Copy all entries exactly.

*** Provided records ***

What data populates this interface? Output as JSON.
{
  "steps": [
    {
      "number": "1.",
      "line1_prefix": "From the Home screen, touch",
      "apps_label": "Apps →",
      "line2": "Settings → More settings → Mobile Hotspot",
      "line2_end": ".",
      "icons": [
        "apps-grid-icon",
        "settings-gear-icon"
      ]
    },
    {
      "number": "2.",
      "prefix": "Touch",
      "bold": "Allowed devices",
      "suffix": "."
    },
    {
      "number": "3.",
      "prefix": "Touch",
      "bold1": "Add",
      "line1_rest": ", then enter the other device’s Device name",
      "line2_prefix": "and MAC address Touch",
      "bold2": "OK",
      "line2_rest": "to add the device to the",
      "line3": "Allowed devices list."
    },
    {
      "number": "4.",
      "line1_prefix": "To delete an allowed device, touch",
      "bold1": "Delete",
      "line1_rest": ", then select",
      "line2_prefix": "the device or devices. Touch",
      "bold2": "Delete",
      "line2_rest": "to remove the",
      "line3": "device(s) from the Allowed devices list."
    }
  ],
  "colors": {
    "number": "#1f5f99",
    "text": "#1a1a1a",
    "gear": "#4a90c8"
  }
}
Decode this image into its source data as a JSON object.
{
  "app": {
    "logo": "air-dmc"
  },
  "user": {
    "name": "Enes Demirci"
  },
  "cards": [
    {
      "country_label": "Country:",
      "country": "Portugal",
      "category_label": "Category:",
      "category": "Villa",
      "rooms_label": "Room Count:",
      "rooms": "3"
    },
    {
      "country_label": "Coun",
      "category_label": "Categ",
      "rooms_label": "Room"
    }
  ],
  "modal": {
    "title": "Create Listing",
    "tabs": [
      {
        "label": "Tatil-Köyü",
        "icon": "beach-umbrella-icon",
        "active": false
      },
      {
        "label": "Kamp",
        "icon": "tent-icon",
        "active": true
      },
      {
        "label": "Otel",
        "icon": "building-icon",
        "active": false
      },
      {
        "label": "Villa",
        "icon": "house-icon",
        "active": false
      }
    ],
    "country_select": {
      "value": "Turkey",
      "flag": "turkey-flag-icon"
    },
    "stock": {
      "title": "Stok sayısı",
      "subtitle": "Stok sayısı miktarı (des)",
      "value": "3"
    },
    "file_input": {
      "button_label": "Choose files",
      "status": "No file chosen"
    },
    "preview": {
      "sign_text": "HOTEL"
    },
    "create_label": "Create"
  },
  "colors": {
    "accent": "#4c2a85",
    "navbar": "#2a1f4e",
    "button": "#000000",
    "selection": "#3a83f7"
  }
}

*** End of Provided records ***

- **Solution below**:
What data populates this interface? Output as JSON.
{
  "steps": [
    {
      "number": "1.",
      "line1_prefix": "From the Home screen, touch",
      "apps_label": "Apps →",
      "line2": "Settings → More settings → Mobile Hotspot",
      "line2_end": ".",
      "icons": [
        "apps-grid-icon",
        "settings-gear-icon"
      ]
    },
    {
      "number": "2.",
      "prefix": "Touch",
      "bold": "Allowed devices",
      "suffix": "."
    },
    {
      "number": "3.",
      "prefix": "Touch",
      "bold1": "Add",
      "line1_rest": ", then enter the other device’s Device name",
      "line2_prefix": "and MAC address Touch",
      "bold2": "OK",
      "line2_rest": "to add the device to the",
      "line3": "Allowed devices list."
    },
    {
      "number": "4.",
      "line1_prefix": "To delete an allowed device, touch",
      "bold1": "Delete",
      "line1_rest": ", then select",
      "line2_prefix": "the device or devices. Touch",
      "bold2": "Delete",
      "line2_rest": "to remove the",
      "line3": "device(s) from the Allowed devices list."
    }
  ],
  "colors": {
    "number": "#1f5f99",
    "text": "#1a1a1a",
    "gear": "#4a90c8"
  }
}
Decode this image into its source data as a JSON object.
{
  "app": {
    "logo": "air-dmc"
  },
  "user": {
    "name": "Enes Demirci"
  },
  "cards": [
    {
      "country_label": "Country:",
      "country": "Portugal",
      "category_label": "Category:",
      "category": "Villa",
      "rooms_label": "Room Count:",
      "rooms": "3"
    },
    {
      "country_label": "Coun",
      "category_label": "Categ",
      "rooms_label": "Room"
    }
  ],
  "modal": {
    "title": "Create Listing",
    "tabs": [
      {
        "label": "Tatil-Köyü",
        "icon": "beach-umbrella-icon",
        "active": false
      },
      {
        "label": "Kamp",
        "icon": "tent-icon",
        "active": true
      },
      {
        "label": "Otel",
        "icon": "building-icon",
        "active": false
      },
      {
        "label": "Villa",
        "icon": "house-icon",
        "active": false
      }
    ],
    "country_select": {
      "value": "Turkey",
      "flag": "turkey-flag-icon"
    },
    "stock": {
      "title": "Stok sayısı",
      "subtitle": "Stok sayısı miktarı (des)",
      "value": "3"
    },
    "file_input": {
      "button_label": "Choose files",
      "status": "No file chosen"
    },
    "preview": {
      "sign_text": "HOTEL"
    },
    "create_label": "Create"
  },
  "colors": {
    "accent": "#4c2a85",
    "navbar": "#2a1f4e",
    "button": "#000000",
    "selection": "#3a83f7"
  }
}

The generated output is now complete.